Stored records
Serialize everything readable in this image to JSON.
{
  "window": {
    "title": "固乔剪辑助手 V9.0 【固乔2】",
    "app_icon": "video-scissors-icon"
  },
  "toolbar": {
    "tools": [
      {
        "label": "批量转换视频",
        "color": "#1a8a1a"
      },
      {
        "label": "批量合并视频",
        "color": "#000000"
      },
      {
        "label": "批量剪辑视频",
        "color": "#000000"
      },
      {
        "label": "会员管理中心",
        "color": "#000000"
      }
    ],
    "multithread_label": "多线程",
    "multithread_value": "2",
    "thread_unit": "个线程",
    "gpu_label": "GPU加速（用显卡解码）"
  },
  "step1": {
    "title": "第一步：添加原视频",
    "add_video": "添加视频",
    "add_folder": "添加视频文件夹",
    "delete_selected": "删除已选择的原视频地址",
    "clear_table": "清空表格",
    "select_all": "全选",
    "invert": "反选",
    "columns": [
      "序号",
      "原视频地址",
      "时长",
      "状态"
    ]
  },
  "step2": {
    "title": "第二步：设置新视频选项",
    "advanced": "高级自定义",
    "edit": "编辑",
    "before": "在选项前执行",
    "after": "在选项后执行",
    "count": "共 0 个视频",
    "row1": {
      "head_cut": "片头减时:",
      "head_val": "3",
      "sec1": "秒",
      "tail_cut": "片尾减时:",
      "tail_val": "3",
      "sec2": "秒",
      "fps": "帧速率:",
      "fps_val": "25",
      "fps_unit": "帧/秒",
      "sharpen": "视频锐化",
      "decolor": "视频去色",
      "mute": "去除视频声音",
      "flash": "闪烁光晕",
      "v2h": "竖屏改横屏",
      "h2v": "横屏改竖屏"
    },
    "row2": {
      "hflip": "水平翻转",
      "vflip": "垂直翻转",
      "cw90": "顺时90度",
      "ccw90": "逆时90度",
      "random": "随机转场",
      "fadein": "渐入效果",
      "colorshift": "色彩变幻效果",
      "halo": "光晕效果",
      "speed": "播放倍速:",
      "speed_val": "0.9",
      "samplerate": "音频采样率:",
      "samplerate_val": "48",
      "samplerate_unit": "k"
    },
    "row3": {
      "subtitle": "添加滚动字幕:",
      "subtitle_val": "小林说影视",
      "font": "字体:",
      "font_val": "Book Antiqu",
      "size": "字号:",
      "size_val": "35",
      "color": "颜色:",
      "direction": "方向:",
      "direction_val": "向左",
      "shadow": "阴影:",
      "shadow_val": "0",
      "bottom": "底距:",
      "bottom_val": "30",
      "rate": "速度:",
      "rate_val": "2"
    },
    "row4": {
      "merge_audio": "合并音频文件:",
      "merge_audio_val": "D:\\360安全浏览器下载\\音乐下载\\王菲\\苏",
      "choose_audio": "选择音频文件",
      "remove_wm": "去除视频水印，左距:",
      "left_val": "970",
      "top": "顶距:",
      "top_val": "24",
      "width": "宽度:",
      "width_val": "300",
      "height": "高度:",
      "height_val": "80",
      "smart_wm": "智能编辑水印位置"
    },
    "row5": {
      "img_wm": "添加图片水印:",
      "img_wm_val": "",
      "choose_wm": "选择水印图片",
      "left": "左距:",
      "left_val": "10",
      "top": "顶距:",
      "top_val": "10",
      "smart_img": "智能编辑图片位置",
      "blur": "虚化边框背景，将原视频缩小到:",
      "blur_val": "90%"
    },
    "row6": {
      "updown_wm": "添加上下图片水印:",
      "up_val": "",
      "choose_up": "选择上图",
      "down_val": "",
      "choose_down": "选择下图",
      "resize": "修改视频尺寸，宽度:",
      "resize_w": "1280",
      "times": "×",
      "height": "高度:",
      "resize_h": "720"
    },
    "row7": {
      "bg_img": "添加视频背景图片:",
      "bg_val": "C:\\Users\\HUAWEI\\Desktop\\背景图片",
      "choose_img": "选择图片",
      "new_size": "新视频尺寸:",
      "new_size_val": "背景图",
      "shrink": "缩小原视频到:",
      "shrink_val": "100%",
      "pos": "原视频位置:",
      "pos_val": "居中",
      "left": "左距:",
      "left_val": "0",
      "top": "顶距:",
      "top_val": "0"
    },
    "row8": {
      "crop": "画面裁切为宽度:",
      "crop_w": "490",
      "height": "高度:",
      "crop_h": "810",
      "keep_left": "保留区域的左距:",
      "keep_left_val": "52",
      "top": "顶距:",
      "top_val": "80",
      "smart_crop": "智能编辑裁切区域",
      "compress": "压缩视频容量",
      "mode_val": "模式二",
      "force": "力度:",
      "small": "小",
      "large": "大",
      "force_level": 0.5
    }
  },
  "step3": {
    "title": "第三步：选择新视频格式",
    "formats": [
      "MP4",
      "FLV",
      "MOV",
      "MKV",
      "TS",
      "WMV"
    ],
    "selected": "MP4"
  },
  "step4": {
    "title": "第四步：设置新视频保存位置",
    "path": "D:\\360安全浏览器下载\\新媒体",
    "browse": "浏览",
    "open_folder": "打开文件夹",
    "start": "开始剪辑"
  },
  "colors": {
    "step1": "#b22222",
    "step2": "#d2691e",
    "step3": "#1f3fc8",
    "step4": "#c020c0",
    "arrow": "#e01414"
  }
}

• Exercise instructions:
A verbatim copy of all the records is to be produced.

• Response to this task:
Serialize everything readable in this image to JSON.
{
  "window": {
    "title": "固乔剪辑助手 V9.0 【固乔2】",
    "app_icon": "video-scissors-icon"
  },
  "toolbar": {
    "tools": [
      {
        "label": "批量转换视频",
        "color": "#1a8a1a"
      },
      {
        "label": "批量合并视频",
        "color": "#000000"
      },
      {
        "label": "批量剪辑视频",
        "color": "#000000"
      },
      {
        "label": "会员管理中心",
        "color": "#000000"
      }
    ],
    "multithread_label": "多线程",
    "multithread_value": "2",
    "thread_unit": "个线程",
    "gpu_label": "GPU加速（用显卡解码）"
  },
  "step1": {
    "title": "第一步：添加原视频",
    "add_video": "添加视频",
    "add_folder": "添加视频文件夹",
    "delete_selected": "删除已选择的原视频地址",
    "clear_table": "清空表格",
    "select_all": "全选",
    "invert": "反选",
    "columns": [
      "序号",
      "原视频地址",
      "时长",
      "状态"
    ]
  },
  "step2": {
    "title": "第二步：设置新视频选项",
    "advanced": "高级自定义",
    "edit": "编辑",
    "before": "在选项前执行",
    "after": "在选项后执行",
    "count": "共 0 个视频",
    "row1": {
      "head_cut": "片头减时:",
      "head_val": "3",
      "sec1": "秒",
      "tail_cut": "片尾减时:",
      "tail_val": "3",
      "sec2": "秒",
      "fps": "帧速率:",
      "fps_val": "25",
      "fps_unit": "帧/秒",
      "sharpen": "视频锐化",
      "decolor": "视频去色",
      "mute": "去除视频声音",
      "flash": "闪烁光晕",
      "v2h": "竖屏改横屏",
      "h2v": "横屏改竖屏"
    },
    "row2": {
      "hflip": "水平翻转",
      "vflip": "垂直翻转",
      "cw90": "顺时90度",
      "ccw90": "逆时90度",
      "random": "随机转场",
      "fadein": "渐入效果",
      "colorshift": "色彩变幻效果",
      "halo": "光晕效果",
      "speed": "播放倍速:",
      "speed_val": "0.9",
      "samplerate": "音频采样率:",
      "samplerate_val": "48",
      "samplerate_unit": "k"
    },
    "row3": {
      "subtitle": "添加滚动字幕:",
      "subtitle_val": "小林说影视",
      "font": "字体:",
      "font_val": "Book Antiqu",
      "size": "字号:",
      "size_val": "35",
      "color": "颜色:",
      "direction": "方向:",
      "direction_val": "向左",
      "shadow": "阴影:",
      "shadow_val": "0",
      "bottom": "底距:",
      "bottom_val": "30",
      "rate": "速度:",
      "rate_val": "2"
    },
    "row4": {
      "merge_audio": "合并音频文件:",
      "merge_audio_val": "D:\\360安全浏览器下载\\音乐下载\\王菲\\苏",
      "choose_audio": "选择音频文件",
      "remove_wm": "去除视频水印，左距:",
      "left_val": "970",
      "top": "顶距:",
      "top_val": "24",
      "width": "宽度:",
      "width_val": "300",
      "height": "高度:",
      "height_val": "80",
      "smart_wm": "智能编辑水印位置"
    },
    "row5": {
      "img_wm": "添加图片水印:",
      "img_wm_val": "",
      "choose_wm": "选择水印图片",
      "left": "左距:",
      "left_val": "10",
      "top": "顶距:",
      "top_val": "10",
      "smart_img": "智能编辑图片位置",
      "blur": "虚化边框背景，将原视频缩小到:",
      "blur_val": "90%"
    },
    "row6": {
      "updown_wm": "添加上下图片水印:",
      "up_val": "",
      "choose_up": "选择上图",
      "down_val": "",
      "choose_down": "选择下图",
      "resize": "修改视频尺寸，宽度:",
      "resize_w": "1280",
      "times": "×",
      "height": "高度:",
      "resize_h": "720"
    },
    "row7": {
      "bg_img": "添加视频背景图片:",
      "bg_val": "C:\\Users\\HUAWEI\\Desktop\\背景图片",
      "choose_img": "选择图片",
      "new_size": "新视频尺寸:",
      "new_size_val": "背景图",
      "shrink": "缩小原视频到:",
      "shrink_val": "100%",
      "pos": "原视频位置:",
      "pos_val": "居中",
      "left": "左距:",
      "left_val": "0",
      "top": "顶距:",
      "top_val": "0"
    },
    "row8": {
      "crop": "画面裁切为宽度:",
      "crop_w": "490",
      "height": "高度:",
      "crop_h": "810",
      "keep_left": "保留区域的左距:",
      "keep_left_val": "52",
      "top": "顶距:",
      "top_val": "80",
      "smart_crop": "智能编辑裁切区域",
      "compress": "压缩视频容量",
      "mode_val": "模式二",
      "force": "力度:",
      "small": "小",
      "large": "大",
      "force_level": 0.5
    }
  },
  "step3": {
    "title": "第三步：选择新视频格式",
    "formats": [
      "MP4",
      "FLV",
      "MOV",
      "MKV",
      "TS",
      "WMV"
    ],
    "selected": "MP4"
  },
  "step4": {
    "title": "第四步：设置新视频保存位置",
    "path": "D:\\360安全浏览器下载\\新媒体",
    "browse": "浏览",
    "open_folder": "打开文件夹",
    "start": "开始剪辑"
  },
  "colors": {
    "step1": "#b22222",
    "step2": "#d2691e",
    "step3": "#1f3fc8",
    "step4": "#c020c0",
    "arrow": "#e01414"
  }
}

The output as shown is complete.